The program consists of two different full-body workouts. The first workout is called Workout A, and the second Workout B. Alternate between the two for a varied and fun training week, like this:
And so on.
We suggest you start with two training sessions per week, increasing the frequency to 3 times per week if and when your child wants to.
You can read more about this training program here:
>> StrengthLog’s Training Program for Children
- Body Weight Lunge or Dumbbell Lunge: 2 sets x 10 repetitions
- Box Jump: 2 sets x 10 repetitions (use a lower box than in the linked instructions)
- Bench Press: 2 sets x 10 repetitions
- Lat Pulldown: 2 sets x 10 repetitions
- Dumbbell Row: 2 sets x 10 repetitions
- Back Extension: 2 sets x 10 repetitions
- Triceps Pushdown: 2 sets x 10 repetitions
- Dumbbell Curl: 2 sets x 10 repetitions
- Lying Leg Raise: 2 sets x 10 repetitions
- Plank: 1 set x max time
- Dumbbell Squat: 2 sets x 10 repetitions
- Step Up: 2 sets x 10 repetitions
- Lying Leg Curl or Seated Leg Curl: 1 set x 10 repetitions
- Push-Up or Kneeling Push-Up: 3 sets x 10 repetitions
- Inverted Row: 2 sets x 10 repetitions
- Back Extension: 2 sets x 10 repetitions
- Triceps Pushdown: 1 set x 10 repetitions
- Dumbbell Curl: 1 set x 10 repetitions
- Sit-Up: 1 set x 15 repetitions
- Oblique Sit-Up: 2 sets x 15 repetitions
The program also available in the StrengthLog workout tracker. You can download StrengthLog for free using one of the buttons below.

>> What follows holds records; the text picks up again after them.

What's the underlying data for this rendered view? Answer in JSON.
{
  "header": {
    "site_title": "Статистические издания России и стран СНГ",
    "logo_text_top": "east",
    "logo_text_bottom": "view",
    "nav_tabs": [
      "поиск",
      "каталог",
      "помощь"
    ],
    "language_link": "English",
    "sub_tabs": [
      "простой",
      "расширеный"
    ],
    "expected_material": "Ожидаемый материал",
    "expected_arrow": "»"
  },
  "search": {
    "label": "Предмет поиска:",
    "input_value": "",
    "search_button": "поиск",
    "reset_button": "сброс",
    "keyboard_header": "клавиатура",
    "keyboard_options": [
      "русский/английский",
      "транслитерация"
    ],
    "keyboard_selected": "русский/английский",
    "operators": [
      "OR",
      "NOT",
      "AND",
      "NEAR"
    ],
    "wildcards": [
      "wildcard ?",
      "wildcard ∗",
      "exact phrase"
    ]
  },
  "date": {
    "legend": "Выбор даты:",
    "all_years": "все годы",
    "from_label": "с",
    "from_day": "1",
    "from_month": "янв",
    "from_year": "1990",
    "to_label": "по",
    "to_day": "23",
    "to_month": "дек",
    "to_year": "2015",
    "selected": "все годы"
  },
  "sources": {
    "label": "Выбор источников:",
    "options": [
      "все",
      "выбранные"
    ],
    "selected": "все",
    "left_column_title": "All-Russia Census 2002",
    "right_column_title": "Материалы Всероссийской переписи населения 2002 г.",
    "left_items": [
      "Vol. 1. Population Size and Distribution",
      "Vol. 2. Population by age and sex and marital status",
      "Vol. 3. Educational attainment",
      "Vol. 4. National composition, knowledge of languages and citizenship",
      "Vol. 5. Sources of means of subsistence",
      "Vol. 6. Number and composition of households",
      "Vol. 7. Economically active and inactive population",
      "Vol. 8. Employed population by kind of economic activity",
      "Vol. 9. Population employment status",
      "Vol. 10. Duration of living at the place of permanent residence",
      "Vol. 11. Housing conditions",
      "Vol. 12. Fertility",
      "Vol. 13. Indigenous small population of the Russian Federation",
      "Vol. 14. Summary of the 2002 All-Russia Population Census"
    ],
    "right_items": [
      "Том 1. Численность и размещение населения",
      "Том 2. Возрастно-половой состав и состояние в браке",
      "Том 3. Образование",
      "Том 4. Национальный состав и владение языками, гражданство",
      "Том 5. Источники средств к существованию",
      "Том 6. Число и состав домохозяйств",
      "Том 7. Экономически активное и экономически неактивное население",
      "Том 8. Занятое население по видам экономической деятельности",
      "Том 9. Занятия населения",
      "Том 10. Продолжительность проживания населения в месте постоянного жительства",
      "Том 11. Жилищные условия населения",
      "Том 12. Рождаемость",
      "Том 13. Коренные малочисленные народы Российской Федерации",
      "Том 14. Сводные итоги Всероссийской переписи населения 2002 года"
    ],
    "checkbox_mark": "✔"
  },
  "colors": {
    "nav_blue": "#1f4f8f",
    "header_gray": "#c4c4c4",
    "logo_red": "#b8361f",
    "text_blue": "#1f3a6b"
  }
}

The Bottom Line
Proper strength training is a safe form of exercise. It offers children and younger athletes strength gains and numerous health benefits.
Does strength training stunt growth?
Claims that lifting weights during childhood stunts natural growth is one of the biggest myths preventing kids of all ages from hitting the weights. Fortunately, scientific evidence does not support these claims. Lifting weights is for everyone: from young children to the oldest of old.
If you liked this article, check out our in-depth review of strength training for children:
>> Strength Training For Children and Adolescents: Benefits, Risks, and Practical Recommendations
- Br J Sports Med. 2020 Dec;54(24):1451-1462. World Health Organization 2020 guidelines on physical activity and sedentary behaviour.
- Br J Sports Med. 2014 Apr;48(7):498-505. Position statement on youth resistance training: the 2014 International Consensus.
- Pediatrics. 2020 Jun;145(6):e20201011. Resistance Training for Children and Adolescents.
- ACSM Sports Medicine Basics. Youth Strength Training.
- Front. Endocrinol., 09 January 2012. Genetic regulation of the growth plate.
- StatPearls, July 31, 2021. Pediatric Physeal Injuries Overview.
- Clinical Journal of Sport Medicine: November 2006 – Volume 16 – Issue 6 – p 478-487. Weight Training in Youth-Growth, Maturation, and Safety: An Evidence-Based Review.
- Pediatr Endocrinol Rev. 2003 Dec;1(2):120-7. Resistance training, skeletal muscle and growth.
- Pediatric Exercise Science 13(4):357-372. The Effect of Long-Term Resistance Training on Anthropometric Measures, Muscle Strength, and Self Concept in Pre-Pubertal Boys.
- Br J Sports Med. 2010 Jan; 44(1): 56–63. Resistance training among young athletes: safety, efficacy and injury prevention effects.
- Journal of Strength and Conditioning Research: February 1994 – Volume 8 – Issue 1 – p 53-57. Relative Safety of Weightlifting and Weight Training.
- Journal of Strength and Conditioning Research: October 2009 – Volume 23 – Issue 7 – p 2054-2060. Youth Versus Adult “Weightlifting” Injuries Presenting to United States Emergency Rooms: Accidental Versus Nonaccidental Injury Mechanisms.
- Br J Sports Med. 2022 Jun 9. Mythology of youth resistance training.